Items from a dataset
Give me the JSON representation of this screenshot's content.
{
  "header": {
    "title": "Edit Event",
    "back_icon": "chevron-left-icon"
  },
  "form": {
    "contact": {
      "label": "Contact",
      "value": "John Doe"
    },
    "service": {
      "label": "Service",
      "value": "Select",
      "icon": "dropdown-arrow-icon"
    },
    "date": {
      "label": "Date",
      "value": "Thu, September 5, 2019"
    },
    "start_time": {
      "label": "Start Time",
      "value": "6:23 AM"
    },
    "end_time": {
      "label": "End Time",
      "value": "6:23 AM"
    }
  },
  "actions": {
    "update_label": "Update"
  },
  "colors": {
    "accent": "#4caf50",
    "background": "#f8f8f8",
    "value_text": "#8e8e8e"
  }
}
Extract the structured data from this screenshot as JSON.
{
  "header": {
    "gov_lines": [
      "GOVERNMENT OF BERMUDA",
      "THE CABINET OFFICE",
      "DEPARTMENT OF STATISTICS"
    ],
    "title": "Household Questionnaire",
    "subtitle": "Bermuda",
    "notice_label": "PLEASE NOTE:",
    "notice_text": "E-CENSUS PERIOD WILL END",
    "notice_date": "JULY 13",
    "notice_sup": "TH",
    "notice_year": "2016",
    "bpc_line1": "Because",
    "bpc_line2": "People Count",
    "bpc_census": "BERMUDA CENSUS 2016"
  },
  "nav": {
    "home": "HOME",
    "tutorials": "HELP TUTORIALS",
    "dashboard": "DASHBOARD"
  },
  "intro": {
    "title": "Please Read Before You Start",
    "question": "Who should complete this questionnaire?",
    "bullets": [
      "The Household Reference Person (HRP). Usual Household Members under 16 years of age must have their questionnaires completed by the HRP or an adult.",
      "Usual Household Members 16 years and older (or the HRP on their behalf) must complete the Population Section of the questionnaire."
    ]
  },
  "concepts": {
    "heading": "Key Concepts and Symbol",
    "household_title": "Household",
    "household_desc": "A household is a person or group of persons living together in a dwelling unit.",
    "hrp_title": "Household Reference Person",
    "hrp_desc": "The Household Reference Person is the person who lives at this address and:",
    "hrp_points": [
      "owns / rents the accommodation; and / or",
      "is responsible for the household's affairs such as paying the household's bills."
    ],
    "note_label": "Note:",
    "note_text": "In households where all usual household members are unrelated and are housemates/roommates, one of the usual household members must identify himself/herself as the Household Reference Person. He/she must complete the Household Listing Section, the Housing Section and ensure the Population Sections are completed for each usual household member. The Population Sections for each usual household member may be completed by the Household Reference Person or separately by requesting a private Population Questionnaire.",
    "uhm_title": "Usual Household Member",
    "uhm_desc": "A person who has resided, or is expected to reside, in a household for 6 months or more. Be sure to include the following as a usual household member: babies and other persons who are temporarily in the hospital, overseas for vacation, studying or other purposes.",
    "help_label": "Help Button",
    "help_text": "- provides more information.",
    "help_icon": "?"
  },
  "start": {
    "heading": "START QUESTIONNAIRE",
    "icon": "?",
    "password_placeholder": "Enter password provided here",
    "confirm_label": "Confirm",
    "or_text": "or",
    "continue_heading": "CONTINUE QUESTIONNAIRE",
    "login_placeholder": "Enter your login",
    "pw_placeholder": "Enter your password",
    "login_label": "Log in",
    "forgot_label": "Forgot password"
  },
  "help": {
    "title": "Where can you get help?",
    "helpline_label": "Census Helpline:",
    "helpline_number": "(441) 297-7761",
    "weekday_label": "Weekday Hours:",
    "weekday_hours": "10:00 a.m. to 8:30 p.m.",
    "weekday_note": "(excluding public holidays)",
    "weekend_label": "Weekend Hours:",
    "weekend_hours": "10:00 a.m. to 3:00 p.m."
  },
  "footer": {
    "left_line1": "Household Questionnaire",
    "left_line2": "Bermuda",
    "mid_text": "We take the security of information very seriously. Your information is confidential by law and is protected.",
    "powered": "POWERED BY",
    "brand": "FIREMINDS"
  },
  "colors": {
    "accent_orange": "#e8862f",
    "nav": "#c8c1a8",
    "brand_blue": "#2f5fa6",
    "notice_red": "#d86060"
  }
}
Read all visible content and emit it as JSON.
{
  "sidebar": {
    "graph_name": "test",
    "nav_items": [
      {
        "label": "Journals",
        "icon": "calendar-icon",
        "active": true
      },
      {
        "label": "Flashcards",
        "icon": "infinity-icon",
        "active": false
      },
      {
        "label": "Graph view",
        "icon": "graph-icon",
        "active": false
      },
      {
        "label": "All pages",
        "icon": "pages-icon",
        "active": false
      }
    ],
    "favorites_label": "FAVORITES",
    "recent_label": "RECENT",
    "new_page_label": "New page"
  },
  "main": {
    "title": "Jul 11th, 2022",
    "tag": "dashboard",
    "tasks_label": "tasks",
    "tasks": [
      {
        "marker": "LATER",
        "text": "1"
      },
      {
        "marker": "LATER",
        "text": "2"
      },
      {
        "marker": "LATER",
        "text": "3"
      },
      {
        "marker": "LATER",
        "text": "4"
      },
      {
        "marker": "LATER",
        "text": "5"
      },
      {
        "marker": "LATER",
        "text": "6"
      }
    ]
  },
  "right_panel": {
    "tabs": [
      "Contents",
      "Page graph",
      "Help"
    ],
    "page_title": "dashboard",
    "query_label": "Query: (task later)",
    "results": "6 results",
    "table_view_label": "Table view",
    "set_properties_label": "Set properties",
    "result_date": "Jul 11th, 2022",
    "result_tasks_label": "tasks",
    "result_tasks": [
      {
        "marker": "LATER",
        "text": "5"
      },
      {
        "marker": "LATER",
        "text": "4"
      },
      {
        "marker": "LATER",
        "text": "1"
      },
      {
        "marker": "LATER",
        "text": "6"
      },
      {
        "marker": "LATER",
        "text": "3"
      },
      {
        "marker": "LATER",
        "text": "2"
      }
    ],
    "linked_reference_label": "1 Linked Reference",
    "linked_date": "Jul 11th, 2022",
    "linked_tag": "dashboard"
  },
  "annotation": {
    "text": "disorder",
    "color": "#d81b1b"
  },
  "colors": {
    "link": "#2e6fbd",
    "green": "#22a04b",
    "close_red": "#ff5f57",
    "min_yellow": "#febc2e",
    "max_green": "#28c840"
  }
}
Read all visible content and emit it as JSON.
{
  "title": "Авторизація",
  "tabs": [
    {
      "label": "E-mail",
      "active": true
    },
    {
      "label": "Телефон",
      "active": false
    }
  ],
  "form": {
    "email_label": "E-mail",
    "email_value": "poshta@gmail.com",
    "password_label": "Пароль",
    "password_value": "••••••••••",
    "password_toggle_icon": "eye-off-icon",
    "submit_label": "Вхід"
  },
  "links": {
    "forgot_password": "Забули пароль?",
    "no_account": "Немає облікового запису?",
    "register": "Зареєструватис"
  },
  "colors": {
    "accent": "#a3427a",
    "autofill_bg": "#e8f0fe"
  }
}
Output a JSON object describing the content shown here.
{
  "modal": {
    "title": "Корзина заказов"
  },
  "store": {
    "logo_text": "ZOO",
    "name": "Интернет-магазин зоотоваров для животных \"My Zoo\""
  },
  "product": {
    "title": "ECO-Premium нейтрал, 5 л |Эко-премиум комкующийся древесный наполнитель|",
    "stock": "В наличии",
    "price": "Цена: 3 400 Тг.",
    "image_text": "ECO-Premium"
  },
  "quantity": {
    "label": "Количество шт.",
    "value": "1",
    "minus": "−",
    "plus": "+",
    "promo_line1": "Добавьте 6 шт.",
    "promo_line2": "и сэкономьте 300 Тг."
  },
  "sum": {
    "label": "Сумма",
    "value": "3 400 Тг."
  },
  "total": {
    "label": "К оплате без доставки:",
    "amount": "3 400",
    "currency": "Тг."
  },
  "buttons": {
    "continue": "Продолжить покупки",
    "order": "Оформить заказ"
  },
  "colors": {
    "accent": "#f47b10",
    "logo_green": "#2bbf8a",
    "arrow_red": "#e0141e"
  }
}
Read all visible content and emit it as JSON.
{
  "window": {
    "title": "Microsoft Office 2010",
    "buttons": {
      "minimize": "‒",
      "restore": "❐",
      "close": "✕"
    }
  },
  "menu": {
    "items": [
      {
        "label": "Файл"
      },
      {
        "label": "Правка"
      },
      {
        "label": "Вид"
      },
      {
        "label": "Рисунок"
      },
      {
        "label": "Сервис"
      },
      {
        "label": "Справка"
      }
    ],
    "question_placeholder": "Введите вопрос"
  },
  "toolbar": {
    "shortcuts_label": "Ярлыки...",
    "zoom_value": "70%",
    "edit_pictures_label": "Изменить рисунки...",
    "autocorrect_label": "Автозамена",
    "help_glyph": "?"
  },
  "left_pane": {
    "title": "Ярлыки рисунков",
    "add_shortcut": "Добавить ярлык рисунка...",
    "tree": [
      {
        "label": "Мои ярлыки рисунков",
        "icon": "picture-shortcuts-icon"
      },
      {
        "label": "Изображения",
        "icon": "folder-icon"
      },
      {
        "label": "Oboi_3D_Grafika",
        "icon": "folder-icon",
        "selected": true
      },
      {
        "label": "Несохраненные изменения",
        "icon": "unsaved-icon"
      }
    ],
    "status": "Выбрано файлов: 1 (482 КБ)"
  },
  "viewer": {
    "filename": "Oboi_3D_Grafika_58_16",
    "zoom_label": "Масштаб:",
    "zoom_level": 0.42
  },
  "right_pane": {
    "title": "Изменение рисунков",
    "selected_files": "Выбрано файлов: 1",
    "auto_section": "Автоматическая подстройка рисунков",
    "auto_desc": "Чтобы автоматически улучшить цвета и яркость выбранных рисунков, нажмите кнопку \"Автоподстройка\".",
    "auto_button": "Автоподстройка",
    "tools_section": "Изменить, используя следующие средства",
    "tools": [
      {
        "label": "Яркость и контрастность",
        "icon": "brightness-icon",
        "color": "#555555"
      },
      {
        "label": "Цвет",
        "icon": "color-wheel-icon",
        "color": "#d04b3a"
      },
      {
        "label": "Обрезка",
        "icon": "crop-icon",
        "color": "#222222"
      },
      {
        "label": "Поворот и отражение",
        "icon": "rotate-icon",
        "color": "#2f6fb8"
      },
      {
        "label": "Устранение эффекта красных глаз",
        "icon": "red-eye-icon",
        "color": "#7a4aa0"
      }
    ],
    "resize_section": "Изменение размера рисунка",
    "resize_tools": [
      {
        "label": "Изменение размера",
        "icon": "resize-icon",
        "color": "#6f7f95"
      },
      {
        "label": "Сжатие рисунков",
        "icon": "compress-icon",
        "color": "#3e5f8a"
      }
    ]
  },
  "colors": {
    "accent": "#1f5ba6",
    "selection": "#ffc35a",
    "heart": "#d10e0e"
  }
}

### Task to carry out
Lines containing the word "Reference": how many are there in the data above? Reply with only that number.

### Finished exercise
5